I heard more analysis than we have ever heard before that we now have the technology to keep us safe. We have renewable energy, we have battery storage, we have electrification, we have huge advancements in the last two years — greater than the last 20 years. Nine countries have committed to ban the fossil fuel car entirely from being sold, within the next 10 or 15 years.

In our lifetime, we are watching the world reimagine industrial society — and it’s happening because of you. It’s happening because you come, you step up, you stand up, and you say no. It’s happening because of Indigenous leadership showing the world what to say yes to.

But we can’t become complacent. Our research with our allies and Stand out earth has shown that the oil and gas industry plans to expand drilling and fracking. That alone would take us past two degrees. The plans they have in the next ten years count up to 92 Giga tons worth of carbon. 77% of those plans are in North America. Globally, what the oil and gas industry plans to do is all within North America in the next ten years. We cannot let that happen.

When I talk to people about where we live and what’s happening, many had heard about the orcas. I kept hearing people say to me, “It’s a tragedy what’s happening with the orcas. It’s a tragedy what’s happening with your forests on fire.”

No — a tragedy is a problem that doesn’t have a solution. What’s happening here is not a tragedy. It’s a scandal, because a scandal is something that happens where we have a solution that is not being acted upon.

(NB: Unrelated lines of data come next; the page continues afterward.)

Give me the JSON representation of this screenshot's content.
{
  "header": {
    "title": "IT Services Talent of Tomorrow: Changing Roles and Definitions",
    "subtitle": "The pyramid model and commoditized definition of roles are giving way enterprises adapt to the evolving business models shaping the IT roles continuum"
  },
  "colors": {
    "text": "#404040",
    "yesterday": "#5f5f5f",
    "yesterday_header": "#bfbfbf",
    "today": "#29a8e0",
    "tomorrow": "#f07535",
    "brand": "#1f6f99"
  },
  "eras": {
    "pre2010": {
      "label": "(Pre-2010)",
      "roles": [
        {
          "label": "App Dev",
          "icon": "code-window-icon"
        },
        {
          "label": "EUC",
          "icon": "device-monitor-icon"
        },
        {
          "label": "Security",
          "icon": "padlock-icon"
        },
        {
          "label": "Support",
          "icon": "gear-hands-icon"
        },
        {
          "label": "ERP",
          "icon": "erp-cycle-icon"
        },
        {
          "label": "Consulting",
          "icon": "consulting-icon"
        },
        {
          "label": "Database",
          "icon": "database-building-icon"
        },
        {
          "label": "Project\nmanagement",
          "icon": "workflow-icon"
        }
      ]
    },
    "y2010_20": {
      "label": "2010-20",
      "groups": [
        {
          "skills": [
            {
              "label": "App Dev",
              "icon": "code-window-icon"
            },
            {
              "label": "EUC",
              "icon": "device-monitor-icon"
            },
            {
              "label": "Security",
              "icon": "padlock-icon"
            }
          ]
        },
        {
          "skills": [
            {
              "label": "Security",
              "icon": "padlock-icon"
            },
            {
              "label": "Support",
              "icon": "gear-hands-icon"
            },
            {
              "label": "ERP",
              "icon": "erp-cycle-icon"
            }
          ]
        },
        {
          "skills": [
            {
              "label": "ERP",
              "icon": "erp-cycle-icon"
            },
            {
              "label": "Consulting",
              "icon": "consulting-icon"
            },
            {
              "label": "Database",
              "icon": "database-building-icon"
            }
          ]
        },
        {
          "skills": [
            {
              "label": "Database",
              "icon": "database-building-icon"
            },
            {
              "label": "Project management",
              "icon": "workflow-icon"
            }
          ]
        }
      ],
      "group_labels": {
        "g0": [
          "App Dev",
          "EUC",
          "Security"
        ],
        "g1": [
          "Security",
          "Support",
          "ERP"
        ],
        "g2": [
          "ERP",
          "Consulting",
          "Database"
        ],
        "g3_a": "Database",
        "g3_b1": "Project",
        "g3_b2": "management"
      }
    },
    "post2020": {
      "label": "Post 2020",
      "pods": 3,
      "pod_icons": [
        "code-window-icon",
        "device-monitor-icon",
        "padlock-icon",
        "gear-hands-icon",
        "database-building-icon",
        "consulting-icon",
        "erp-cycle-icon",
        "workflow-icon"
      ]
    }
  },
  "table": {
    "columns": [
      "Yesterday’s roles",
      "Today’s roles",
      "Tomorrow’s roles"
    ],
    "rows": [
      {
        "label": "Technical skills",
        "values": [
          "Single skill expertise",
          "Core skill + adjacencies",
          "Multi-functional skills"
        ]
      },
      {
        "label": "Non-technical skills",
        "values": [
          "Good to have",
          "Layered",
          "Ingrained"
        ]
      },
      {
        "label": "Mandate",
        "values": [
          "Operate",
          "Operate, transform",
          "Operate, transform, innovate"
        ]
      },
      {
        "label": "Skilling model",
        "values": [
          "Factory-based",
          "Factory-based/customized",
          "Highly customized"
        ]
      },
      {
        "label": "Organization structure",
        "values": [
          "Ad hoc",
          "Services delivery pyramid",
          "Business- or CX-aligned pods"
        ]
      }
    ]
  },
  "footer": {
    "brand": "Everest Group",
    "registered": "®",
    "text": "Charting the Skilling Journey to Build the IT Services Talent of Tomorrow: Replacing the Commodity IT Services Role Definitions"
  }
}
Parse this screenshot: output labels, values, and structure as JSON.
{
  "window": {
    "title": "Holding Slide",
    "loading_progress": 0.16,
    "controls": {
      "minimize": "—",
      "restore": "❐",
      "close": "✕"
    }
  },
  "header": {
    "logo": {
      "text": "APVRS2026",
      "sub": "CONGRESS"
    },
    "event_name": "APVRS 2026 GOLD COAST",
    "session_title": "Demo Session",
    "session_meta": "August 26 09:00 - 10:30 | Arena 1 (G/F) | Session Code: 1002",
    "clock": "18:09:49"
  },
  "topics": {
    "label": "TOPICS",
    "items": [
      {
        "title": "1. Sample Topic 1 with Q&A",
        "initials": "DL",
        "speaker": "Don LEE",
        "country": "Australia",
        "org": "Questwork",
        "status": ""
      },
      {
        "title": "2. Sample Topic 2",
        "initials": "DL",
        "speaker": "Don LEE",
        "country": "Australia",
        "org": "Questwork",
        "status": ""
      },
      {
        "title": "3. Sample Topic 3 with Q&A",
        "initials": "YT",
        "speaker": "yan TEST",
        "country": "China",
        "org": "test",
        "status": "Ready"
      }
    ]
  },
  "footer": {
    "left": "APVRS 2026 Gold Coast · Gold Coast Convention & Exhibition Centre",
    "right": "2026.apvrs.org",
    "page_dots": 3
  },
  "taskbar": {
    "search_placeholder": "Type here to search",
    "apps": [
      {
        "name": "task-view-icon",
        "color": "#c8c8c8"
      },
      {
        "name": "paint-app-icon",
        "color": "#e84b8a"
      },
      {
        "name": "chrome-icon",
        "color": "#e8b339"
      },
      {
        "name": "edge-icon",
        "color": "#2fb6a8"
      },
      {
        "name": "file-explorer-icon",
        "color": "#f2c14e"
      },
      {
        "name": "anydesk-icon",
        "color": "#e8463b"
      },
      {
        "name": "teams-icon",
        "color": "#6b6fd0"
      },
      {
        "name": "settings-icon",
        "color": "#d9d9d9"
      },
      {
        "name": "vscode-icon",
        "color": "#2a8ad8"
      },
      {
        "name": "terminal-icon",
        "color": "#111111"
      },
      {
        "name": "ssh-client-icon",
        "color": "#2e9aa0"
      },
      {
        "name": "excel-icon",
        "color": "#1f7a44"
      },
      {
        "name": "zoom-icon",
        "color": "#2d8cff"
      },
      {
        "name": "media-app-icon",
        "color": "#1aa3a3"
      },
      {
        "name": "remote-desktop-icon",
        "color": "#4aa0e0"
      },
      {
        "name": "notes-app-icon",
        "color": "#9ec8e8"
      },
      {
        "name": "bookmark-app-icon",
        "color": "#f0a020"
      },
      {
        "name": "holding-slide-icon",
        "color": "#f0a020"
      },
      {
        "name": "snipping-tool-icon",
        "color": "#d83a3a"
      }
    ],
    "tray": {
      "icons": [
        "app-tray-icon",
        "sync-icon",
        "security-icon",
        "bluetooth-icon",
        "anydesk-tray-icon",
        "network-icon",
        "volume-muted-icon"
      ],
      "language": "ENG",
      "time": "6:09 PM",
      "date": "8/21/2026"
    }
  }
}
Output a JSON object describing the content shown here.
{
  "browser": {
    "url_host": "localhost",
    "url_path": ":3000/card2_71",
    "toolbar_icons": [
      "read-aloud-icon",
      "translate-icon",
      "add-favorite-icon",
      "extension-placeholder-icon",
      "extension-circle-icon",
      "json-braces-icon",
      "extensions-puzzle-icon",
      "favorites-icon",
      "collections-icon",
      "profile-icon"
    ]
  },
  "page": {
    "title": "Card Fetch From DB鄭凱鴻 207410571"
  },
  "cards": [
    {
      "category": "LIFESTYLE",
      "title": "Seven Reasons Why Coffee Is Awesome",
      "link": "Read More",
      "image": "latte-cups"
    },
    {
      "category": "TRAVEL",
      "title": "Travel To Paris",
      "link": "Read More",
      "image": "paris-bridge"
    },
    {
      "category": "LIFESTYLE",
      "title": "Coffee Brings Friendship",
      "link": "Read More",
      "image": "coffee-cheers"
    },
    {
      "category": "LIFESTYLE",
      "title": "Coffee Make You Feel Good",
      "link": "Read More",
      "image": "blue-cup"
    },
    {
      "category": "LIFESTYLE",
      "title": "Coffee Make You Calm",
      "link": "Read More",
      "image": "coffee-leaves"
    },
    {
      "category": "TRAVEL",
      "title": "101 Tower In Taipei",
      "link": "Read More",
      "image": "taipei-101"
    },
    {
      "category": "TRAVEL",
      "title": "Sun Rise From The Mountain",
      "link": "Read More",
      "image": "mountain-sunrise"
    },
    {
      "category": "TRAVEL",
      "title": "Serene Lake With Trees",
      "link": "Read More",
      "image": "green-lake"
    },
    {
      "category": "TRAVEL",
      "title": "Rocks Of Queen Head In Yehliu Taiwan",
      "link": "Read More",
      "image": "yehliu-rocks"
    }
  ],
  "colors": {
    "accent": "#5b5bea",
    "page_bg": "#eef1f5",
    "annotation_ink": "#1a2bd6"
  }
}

It’s a scandal that the orcas are dying, that the Canadian government proposes a sevenfold increase in tar sands tanker traffic in the Salish Sea. It’s a scandal that we know fracking and drilling is poisoning our communities, yet in the U.S. and Canada billions of dollars are going to subsidize it. We are handing these companies money at this moment in history.

Let me be clear — if we want a safe climate and to help the oceans, we must stop the expansion of oil and gas and plan for a phase-out of existing production, and a just transition for workers and their families. 

We have enough oil and gas already in the system under production for all of our needs. When you map it, if we capped expansion globally of oil and gas right now and allowed a transition of existing fields, that would be almost exactly what we need to maintain a world below two degrees.

What we need at this moment in history is leadership. So for me, it couldn’t be a more fitting end to this Climate Week to be here with the Lummi Nation, protecting the Salish Sea.

What we need is leadership that values life and living systems over short-term profit. What we need is the courage to stand up and say no, and the creativity to design new proposals for a regenerative economy, a living economy, that we can say yes to. What we need is leadership that respects community, diversity, and comes from a place of love and not hate.

So thank you to the Lummi Nation for giving me hope. I stand with you, Stand.earth stands with you. Finally to all of you who came today — thank you. But don’t leave here without committing to what you’re going to do next.

My son marched with me in New York during the last big march several years ago. We waited for four hours for the march to start because there were so many people. It was so hot, and he turned to me and he said, “Mum, making history is really boring.”

One rally, one march is not enough. It’s going to take dedication and it’s going to take commitment. It’s going to take persistence. And that, we learn from Indigenous Nations.

There are moments in history when our governments fail us. When they are unduly influenced by those who stand to benefit from the status quo. This is one of those moments. In those moments we’re called to stand up. This is literally the fight of our lives and it requires commitment and courage.

But look around you, you’re not alone, and that’s the thing about courage. Courage is contagious.

Thank you. Netse mot.